* Task description
Go through the data below and return each line where the string "para" occurs.
┄┄┄┄┄┄┄┄┄┄
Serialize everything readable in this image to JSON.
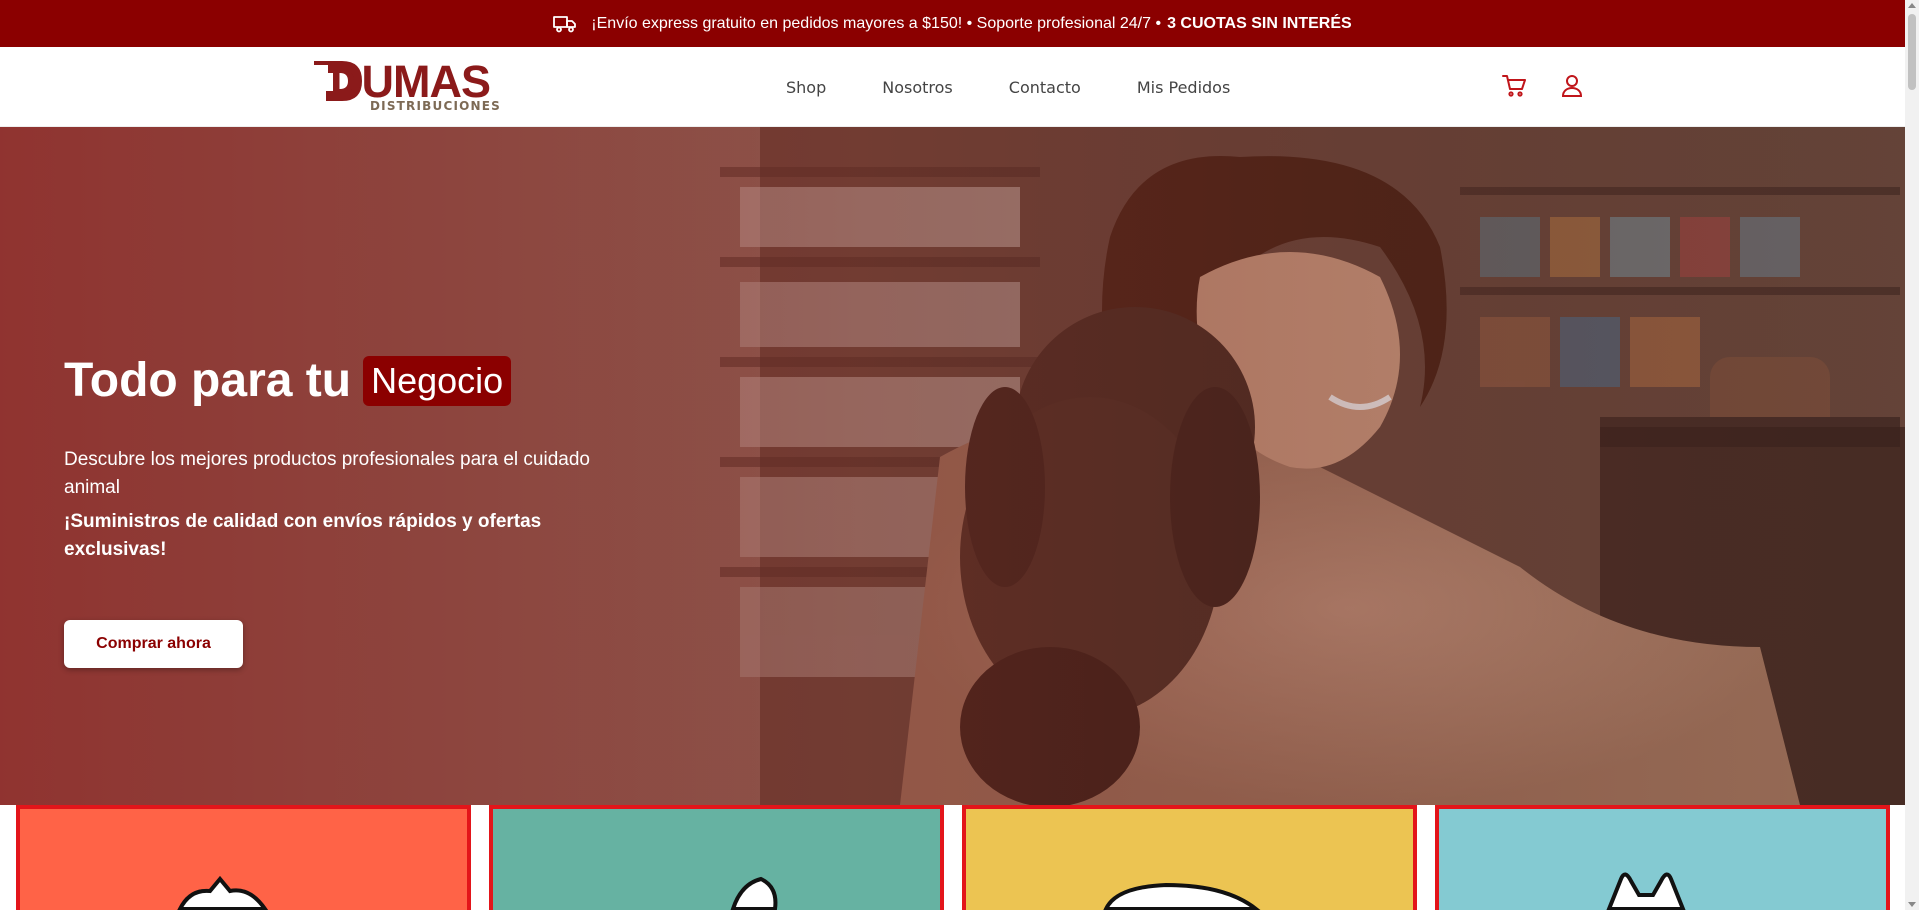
{
  "topbar": {
    "message": "¡Envío express gratuito en pedidos mayores a $150! • Soporte profesional 24/7 •",
    "highlight": "3 CUOTAS SIN INTERÉS",
    "icon": "truck-icon"
  },
  "brand": {
    "name": "DUMAS",
    "tagline": "DISTRIBUCIONES"
  },
  "nav": [
    {
      "label": "Shop"
    },
    {
      "label": "Nosotros"
    },
    {
      "label": "Contacto"
    },
    {
      "label": "Mis Pedidos"
    }
  ],
  "header_icons": [
    "cart-icon",
    "user-icon"
  ],
  "hero": {
    "title": "Todo para tu",
    "title_highlight": "Negocio",
    "description": "Descubre los mejores productos profesionales para el cuidado animal",
    "strong": "¡Suministros de calidad con envíos rápidos y ofertas exclusivas!",
    "cta": "Comprar ahora"
  },
  "categories": [
    {
      "color": "#ff6347"
    },
    {
      "color": "#66b2a2"
    },
    {
      "color": "#ecc452"
    },
    {
      "color": "#84cad2"
    }
  ],
  "colors": {
    "brand_red": "#8b0000",
    "accent_red": "#e3151a"
  }
}
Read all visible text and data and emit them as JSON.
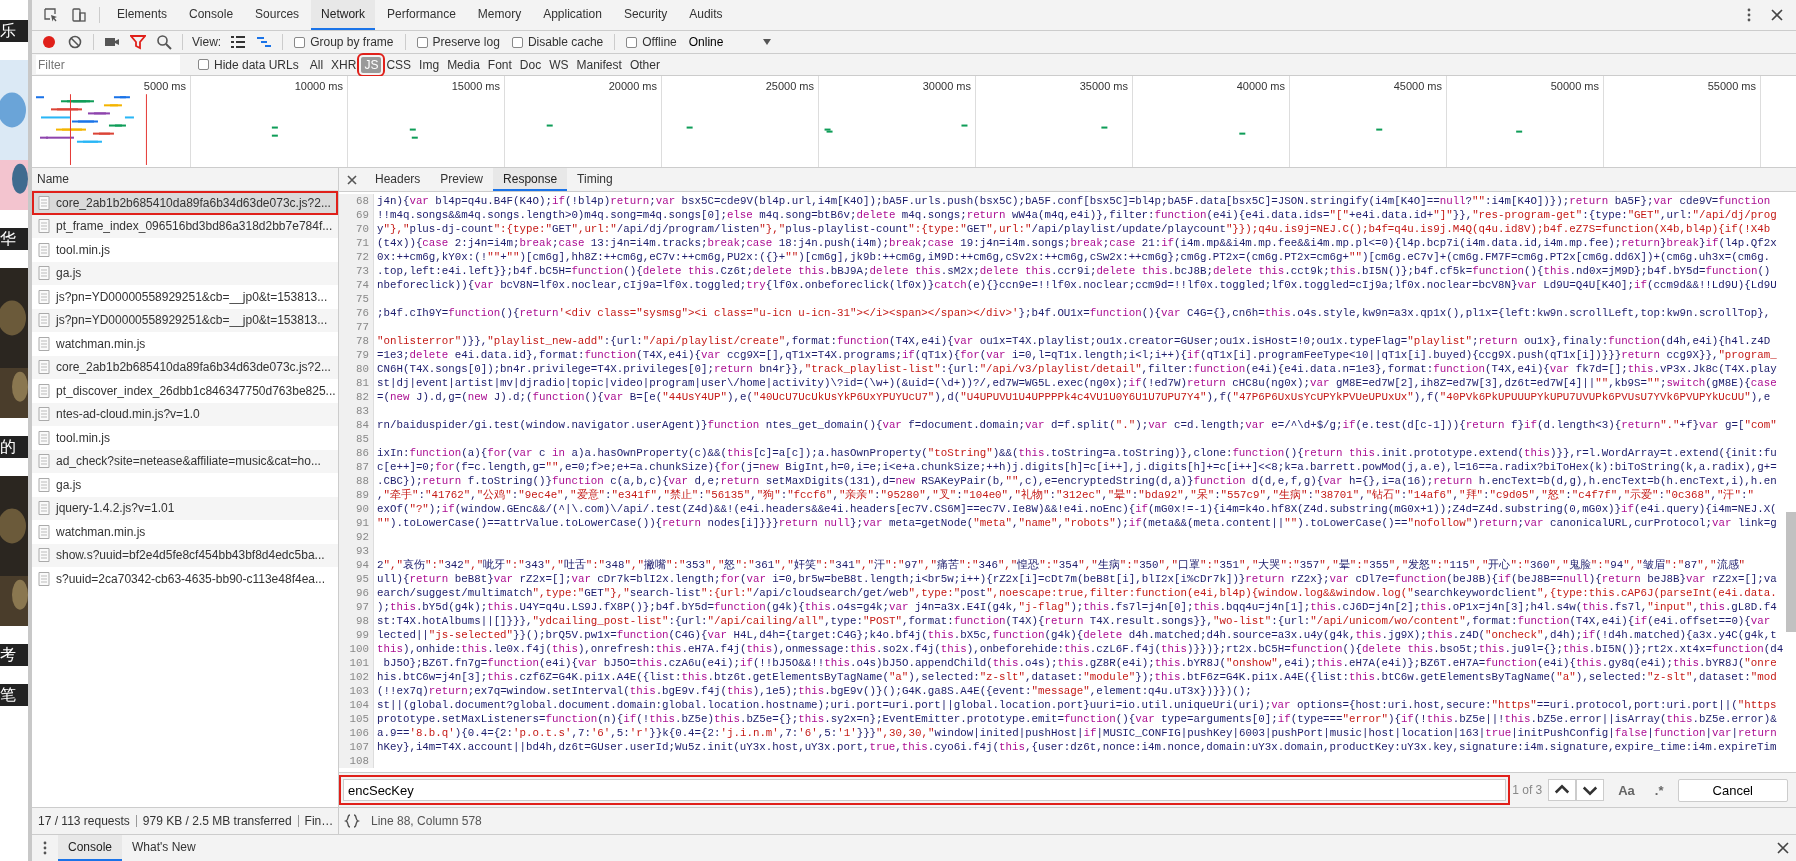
{
  "background_page": {
    "items": [
      {
        "kind": "text",
        "text": "乐"
      },
      {
        "kind": "picture"
      },
      {
        "kind": "text",
        "text": "华"
      },
      {
        "kind": "picture"
      },
      {
        "kind": "text",
        "text": "的"
      },
      {
        "kind": "picture"
      },
      {
        "kind": "text",
        "text": "考"
      },
      {
        "kind": "text",
        "text": "笔"
      }
    ]
  },
  "devtools": {
    "tabs": [
      {
        "label": "Elements",
        "selected": false
      },
      {
        "label": "Console",
        "selected": false
      },
      {
        "label": "Sources",
        "selected": false
      },
      {
        "label": "Network",
        "selected": true
      },
      {
        "label": "Performance",
        "selected": false
      },
      {
        "label": "Memory",
        "selected": false
      },
      {
        "label": "Application",
        "selected": false
      },
      {
        "label": "Security",
        "selected": false
      },
      {
        "label": "Audits",
        "selected": false
      }
    ],
    "toolbar": {
      "recording": true,
      "filter_on": true,
      "view_label": "View:",
      "options": [
        {
          "label": "Group by frame",
          "checked": false
        },
        {
          "label": "Preserve log",
          "checked": false
        },
        {
          "label": "Disable cache",
          "checked": false
        },
        {
          "label": "Offline",
          "checked": false
        }
      ],
      "throttling": "Online"
    },
    "filter_bar": {
      "placeholder": "Filter",
      "hide_data_urls": {
        "label": "Hide data URLs",
        "checked": false
      },
      "types": [
        {
          "label": "All",
          "selected": false
        },
        {
          "label": "XHR",
          "selected": false
        },
        {
          "label": "JS",
          "selected": true
        },
        {
          "label": "CSS",
          "selected": false
        },
        {
          "label": "Img",
          "selected": false
        },
        {
          "label": "Media",
          "selected": false
        },
        {
          "label": "Font",
          "selected": false
        },
        {
          "label": "Doc",
          "selected": false
        },
        {
          "label": "WS",
          "selected": false
        },
        {
          "label": "Manifest",
          "selected": false
        },
        {
          "label": "Other",
          "selected": false
        }
      ]
    },
    "overview": {
      "ticks": [
        "5000 ms",
        "10000 ms",
        "15000 ms",
        "20000 ms",
        "25000 ms",
        "30000 ms",
        "35000 ms",
        "40000 ms",
        "45000 ms",
        "50000 ms",
        "55000 ms"
      ]
    },
    "requests": {
      "column": "Name",
      "rows": [
        {
          "name": "core_2ab1b2b685410da89fa6b34d63de073c.js?2...",
          "selected": true
        },
        {
          "name": "pt_frame_index_096516bd3bd86a318d2bb7e784f...",
          "selected": false
        },
        {
          "name": "tool.min.js",
          "selected": false
        },
        {
          "name": "ga.js",
          "selected": false
        },
        {
          "name": "js?pn=YD00000558929251&cb=__jp0&t=153813...",
          "selected": false
        },
        {
          "name": "js?pn=YD00000558929251&cb=__jp0&t=153813...",
          "selected": false
        },
        {
          "name": "watchman.min.js",
          "selected": false
        },
        {
          "name": "core_2ab1b2b685410da89fa6b34d63de073c.js?2...",
          "selected": false
        },
        {
          "name": "pt_discover_index_26dbb1c846347750d763be825...",
          "selected": false
        },
        {
          "name": "ntes-ad-cloud.min.js?v=1.0",
          "selected": false
        },
        {
          "name": "tool.min.js",
          "selected": false
        },
        {
          "name": "ad_check?site=netease&affiliate=music&cat=ho...",
          "selected": false
        },
        {
          "name": "ga.js",
          "selected": false
        },
        {
          "name": "jquery-1.4.2.js?v=1.01",
          "selected": false
        },
        {
          "name": "watchman.min.js",
          "selected": false
        },
        {
          "name": "show.s?uuid=bf2e4d5fe8cf454bb43bf8d4edc5ba...",
          "selected": false
        },
        {
          "name": "s?uuid=2ca70342-cb63-4635-bb90-c113e48f4ea...",
          "selected": false
        }
      ],
      "summary": [
        "17 / 113 requests",
        "979 KB / 2.5 MB transferred",
        "Fin…"
      ]
    },
    "detail_tabs": [
      {
        "label": "Headers",
        "selected": false
      },
      {
        "label": "Preview",
        "selected": false
      },
      {
        "label": "Response",
        "selected": true
      },
      {
        "label": "Timing",
        "selected": false
      }
    ],
    "response": {
      "lines": [
        {
          "number": "68",
          "text": "j4n){var bl4p=q4u.B4F(K4O);if(!bl4p)return;var bsx5C=cde9V(bl4p.url,i4m[K4O]);bA5F.urls.push(bsx5C);bA5F.conf[bsx5C]=bl4p;bA5F.data[bsx5C]=JSON.stringify(i4m[K4O]==null?\"\":i4m[K4O])});return bA5F};var cde9V=function"
        },
        {
          "number": "69",
          "text": "!!m4q.songs&&m4q.songs.length>0)m4q.song=m4q.songs[0];else m4q.song=btB6v;delete m4q.songs;return wW4a(m4q,e4i)},filter:function(e4i){e4i.data.ids=\"[\"+e4i.data.id+\"]\"}},\"res-program-get\":{type:\"GET\",url:\"/api/dj/prog"
        },
        {
          "number": "70",
          "text": "y\"},\"plus-dj-count\":{type:\"GET\",url:\"/api/dj/program/listen\"},\"plus-playlist-count\":{type:\"GET\",url:\"/api/playlist/update/playcount\"}});q4u.is9j=NEJ.C();b4f=q4u.is9j.M4Q(q4u.id8V);b4f.eZ7S=function(X4b,bl4p){if(!X4b"
        },
        {
          "number": "71",
          "text": "(t4x)){case 2:j4n=i4m;break;case 13:j4n=i4m.tracks;break;case 18:j4n.push(i4m);break;case 19:j4n=i4m.songs;break;case 21:if(i4m.mp&&i4m.mp.fee&&i4m.mp.pl<=0){l4p.bcp7i(i4m.data.id,i4m.mp.fee);return}break}if(l4p.Qf2x"
        },
        {
          "number": "72",
          "text": "0x:++cm6g,kY0x:(!\"\"+\"\")[cm6g],hh8Z:++cm6g,eC7v:++cm6g,PU2x:({}+\"\")[cm6g],jk9b:++cm6g,iM9D:++cm6g,cSv2x:++cm6g,cSw2x:++cm6g};cm6g.PT2x=(cm6g.PT2x=cm6g+\"\")[cm6g.eC7v]+(cm6g.FM7F=cm6g.PT2x[cm6g.dd6X])+(cm6g.uh3x=(cm6g."
        },
        {
          "number": "73",
          "text": ".top,left:e4i.left}};b4f.bC5H=function(){delete this.Cz6t;delete this.bBJ9A;delete this.sM2x;delete this.ccr9i;delete this.bcJ8B;delete this.cct9k;this.bI5N()};b4f.cf5k=function(){this.nd0x=jM9D};b4f.bY5d=function()"
        },
        {
          "number": "74",
          "text": "nbeforeclick)){var bcV8N=lf0x.noclear,cIj9a=lf0x.toggled;try{lf0x.onbeforeclick(lf0x)}catch(e){}ccn9e=!!lf0x.noclear;ccm9d=!!lf0x.toggled;lf0x.toggled=cIj9a;lf0x.noclear=bcV8N}var Ld9U=Q4U[K4O];if(ccm9d&&!!Ld9U){Ld9U"
        },
        {
          "number": "75"
        },
        {
          "number": "76",
          "text": ";b4f.cIh9Y=function(){return'<div class=\"sysmsg\"><i class=\"u-icn u-icn-31\"></i><span></span></div>'};b4f.OU1x=function(){var C4G={},cn6h=this.o4s.style,kw9n=a3x.qp1x(),pl1x={left:kw9n.scrollLeft,top:kw9n.scrollTop},"
        },
        {
          "number": "77"
        },
        {
          "number": "78",
          "text": "\"onlisterror\")}},\"playlist_new-add\":{url:\"/api/playlist/create\",format:function(T4X,e4i){var ou1x=T4X.playlist;ou1x.creator=GUser;ou1x.isHost=!0;ou1x.typeFlag=\"playlist\";return ou1x},finaly:function(d4h,e4i){h4l.z4D"
        },
        {
          "number": "79",
          "text": "=1e3;delete e4i.data.id},format:function(T4X,e4i){var ccg9X=[],qT1x=T4X.programs;if(qT1x){for(var i=0,l=qT1x.length;i<l;i++){if(qT1x[i].programFeeType<10||qT1x[i].buyed){ccg9X.push(qT1x[i])}}}return ccg9X}},\"program_"
        },
        {
          "number": "80",
          "text": "CN6H(T4X.songs[0]);bn4r.privilege=T4X.privileges[0];return bn4r}},\"track_playlist-list\":{url:\"/api/v3/playlist/detail\",filter:function(e4i){e4i.data.n=1e3},format:function(T4X,e4i){var fk7d=[];this.vP3x.Jk8c(T4X.play"
        },
        {
          "number": "81",
          "text": "st|dj|event|artist|mv|djradio|topic|video|program|user\\/home|activity)\\?id=(\\w+)(&uid=(\\d+))?/,ed7W=WG5L.exec(ng0x);if(!ed7W)return cHC8u(ng0x);var gM8E=ed7W[2],ih8Z=ed7W[3],dz6t=ed7W[4]||\"\",kb9S=\"\";switch(gM8E){case"
        },
        {
          "number": "82",
          "text": "=(new J).d,g=(new J).d;(function(){var B=[e(\"44UsY4UP\"),e(\"40UcU7UcUkUsYkP6UxYPUYUcU7\"),d(\"U4UPUVU1U4UPPPPk4c4VU1U0Y6U1U7UPU7Y4\"),f(\"47P6P6UxUsYcUPYkPVUeUPUxUx\"),f(\"40PVk6PkUPUUUPYkUPU7UVUPk6PVUsU7YVk6PVUPYkUcUU\"),e"
        },
        {
          "number": "83"
        },
        {
          "number": "84",
          "text": "rn/baiduspider/gi.test(window.navigator.userAgent)}function ntes_get_domain(){var f=document.domain;var d=f.split(\".\");var c=d.length;var e=/^\\d+$/g;if(e.test(d[c-1])){return f}if(d.length<3){return\".\"+f}var g=[\"com\""
        },
        {
          "number": "85"
        },
        {
          "number": "86",
          "text": "ixIn:function(a){for(var c in a)a.hasOwnProperty(c)&&(this[c]=a[c]);a.hasOwnProperty(\"toString\")&&(this.toString=a.toString)},clone:function(){return this.init.prototype.extend(this)}},r=l.WordArray=t.extend({init:fu"
        },
        {
          "number": "87",
          "text": "c[e++]=0;for(f=c.length,g=\"\",e=0;f>e;e+=a.chunkSize){for(j=new BigInt,h=0,i=e;i<e+a.chunkSize;++h)j.digits[h]=c[i++],j.digits[h]+=c[i++]<<8;k=a.barrett.powMod(j,a.e),l=16==a.radix?biToHex(k):biToString(k,a.radix),g+="
        },
        {
          "number": "88",
          "text": ".CBC});return f.toString()}function c(a,b,c){var d,e;return setMaxDigits(131),d=new RSAKeyPair(b,\"\",c),e=encryptedString(d,a)}function d(d,e,f,g){var h={},i=a(16);return h.encText=b(d,g),h.encText=b(h.encText,i),h.en"
        },
        {
          "number": "89",
          "text": ",\"牵手\":\"41762\",\"公鸡\":\"9ec4e\",\"爱意\":\"e341f\",\"禁止\":\"56135\",\"狗\":\"fccf6\",\"亲亲\":\"95280\",\"叉\":\"104e0\",\"礼物\":\"312ec\",\"晕\":\"bda92\",\"呆\":\"557c9\",\"生病\":\"38701\",\"钻石\":\"14af6\",\"拜\":\"c9d05\",\"怒\":\"c4f7f\",\"示爱\":\"0c368\",\"汗\":\""
        },
        {
          "number": "90",
          "text": "exOf(\"?\");if(window.GEnc&&/(^|\\.com)\\/api/.test(Z4d)&&!(e4i.headers&&e4i.headers[ec7V.CS6M]==ec7V.Ie8W)&&!e4i.noEnc){if(mG0x!=-1){i4m=k4o.hf8X(Z4d.substring(mG0x+1));Z4d=Z4d.substring(0,mG0x)}if(e4i.query){i4m=NEJ.X("
        },
        {
          "number": "91",
          "text": "\"\").toLowerCase()==attrValue.toLowerCase()){return nodes[i]}}}return null};var meta=getNode(\"meta\",\"name\",\"robots\");if(meta&&(meta.content||\"\").toLowerCase()==\"nofollow\")return;var canonicalURL,curProtocol;var link=g"
        },
        {
          "number": "92"
        },
        {
          "number": "93"
        },
        {
          "number": "94",
          "text": "2\",\"哀伤\":\"342\",\"呲牙\":\"343\",\"吐舌\":\"348\",\"撇嘴\":\"353\",\"怒\":\"361\",\"奸笑\":\"341\",\"汗\":\"97\",\"痛苦\":\"346\",\"惶恐\":\"354\",\"生病\":\"350\",\"口罩\":\"351\",\"大哭\":\"357\",\"晕\":\"355\",\"发怒\":\"115\",\"开心\":\"360\",\"鬼脸\":\"94\",\"皱眉\":\"87\",\"流感\""
        },
        {
          "number": "95",
          "text": "ull){return beB8t}var rZ2x=[];var cDr7k=blI2x.length;for(var i=0,br5w=beB8t.length;i<br5w;i++){rZ2x[i]=cDt7m(beB8t[i],blI2x[i%cDr7k])}return rZ2x};var cDl7e=function(beJ8B){if(beJ8B==null){return beJ8B}var rZ2x=[];va"
        },
        {
          "number": "96",
          "text": "earch/suggest/multimatch\",type:\"GET\"},\"search-list\":{url:\"/api/cloudsearch/get/web\",type:\"post\",noescape:true,filter:function(e4i,bl4p){window.log&&window.log(\"searchkeywordclient\",{type:this.cAP6J(parseInt(e4i.data."
        },
        {
          "number": "97",
          "text": ");this.bY5d(g4k);this.U4Y=q4u.LS9J.fX8P()};b4f.bY5d=function(g4k){this.o4s=g4k;var j4n=a3x.E4I(g4k,\"j-flag\");this.fs7l=j4n[0];this.bqq4u=j4n[1];this.cJ6D=j4n[2];this.oP1x=j4n[3];h4l.s4w(this.fs7l,\"input\",this.gL8D.f4"
        },
        {
          "number": "98",
          "text": "st:T4X.hotAlbums||[]}}},\"ydcailing_post-list\":{url:\"/api/cailing/all\",type:\"POST\",format:function(T4X){return T4X.result.songs}},\"wo-list\":{url:\"/api/unicom/wo/content\",format:function(T4X,e4i){if(e4i.offset==0){var"
        },
        {
          "number": "99",
          "text": "lected||\"js-selected\"}}();brQ5V.pw1x=function(C4G){var H4L,d4h={target:C4G};k4o.bf4j(this.bX5c,function(g4k){delete d4h.matched;d4h.source=a3x.u4y(g4k,this.jg9X);this.z4D(\"oncheck\",d4h);if(!d4h.matched){a3x.y4C(g4k,t"
        },
        {
          "number": "100",
          "text": "this),onhide:this.le0x.f4j(this),onrefresh:this.eH7A.f4j(this),onmessage:this.so2x.f4j(this),onbeforehide:this.czL6F.f4j(this)}})};rt2x.bC5H=function(){delete this.bso5t;this.ju9l={};this.bI5N()};rt2x.xt4x=function(d4"
        },
        {
          "number": "101",
          "text": " bJ5O};BZ6T.fn7g=function(e4i){var bJ5O=this.czA6u(e4i);if(!!bJ5O&&!!this.o4s)bJ5O.appendChild(this.o4s);this.gZ8R(e4i);this.bYR8J(\"onshow\",e4i);this.eH7A(e4i)};BZ6T.eH7A=function(e4i){this.gy8q(e4i);this.bYR8J(\"onre"
        },
        {
          "number": "102",
          "text": "his.btC6w=j4n[3];this.czf6Z=G4K.pi1x.A4E({list:this.btz6t.getElementsByTagName(\"a\"),selected:\"z-slt\",dataset:\"module\"});this.btF6z=G4K.pi1x.A4E({list:this.btC6w.getElementsByTagName(\"a\"),selected:\"z-slt\",dataset:\"mod"
        },
        {
          "number": "103",
          "text": "(!!ex7q)return;ex7q=window.setInterval(this.bgE9v.f4j(this),1e5);this.bgE9v()}();G4K.ga8S.A4E({event:\"message\",element:q4u.uT3x})}})();"
        },
        {
          "number": "104",
          "text": "st||(global.document?global.document.domain:global.location.hostname);uri.port=uri.port||global.location.port}uuri=io.util.uniqueUri(uri);var options={host:uri.host,secure:\"https\"==uri.protocol,port:uri.port||(\"https"
        },
        {
          "number": "105",
          "text": "prototype.setMaxListeners=function(n){if(!this.bZ5e)this.bZ5e={};this.sy2x=n};EventEmitter.prototype.emit=function(){var type=arguments[0];if(type===\"error\"){if(!this.bZ5e||!this.bZ5e.error||isArray(this.bZ5e.error)&"
        },
        {
          "number": "106",
          "text": "a.9=='8.b.q'){0.4={2:'p.o.t.s',7:'6',5:'r'}}k{0.4={2:'j.i.n.m',7:'6',5:'1'}}}\",30,30,\"window|inited|pushHost|if|MUSIC_CONFIG|pushKey|6003|pushPort|music|host|location|163|true|initPushConfig|false|function|var|return"
        },
        {
          "number": "107",
          "text": "hKey},i4m=T4X.account||bd4h,dz6t=GUser.userId;Wu5z.init(uY3x.host,uY3x.port,true,this.cyo6i.f4j(this,{user:dz6t,nonce:i4m.nonce,domain:uY3x.domain,productKey:uY3x.key,signature:i4m.signature,expire_time:i4m.expireTim"
        },
        {
          "number": "108"
        }
      ]
    },
    "search": {
      "value": "encSecKey",
      "count": "1 of 3",
      "case_label": "Aa",
      "regex_label": ".*",
      "cancel": "Cancel"
    },
    "status": {
      "position": "Line 88, Column 578"
    },
    "drawer": {
      "tabs": [
        {
          "label": "Console",
          "selected": true
        },
        {
          "label": "What's New",
          "selected": false
        }
      ]
    }
  }
}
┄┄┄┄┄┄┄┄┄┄
* Exercise answer
    "title": "Todo para tu",
    "description": "Descubre los mejores productos profesionales para el cuidado animal",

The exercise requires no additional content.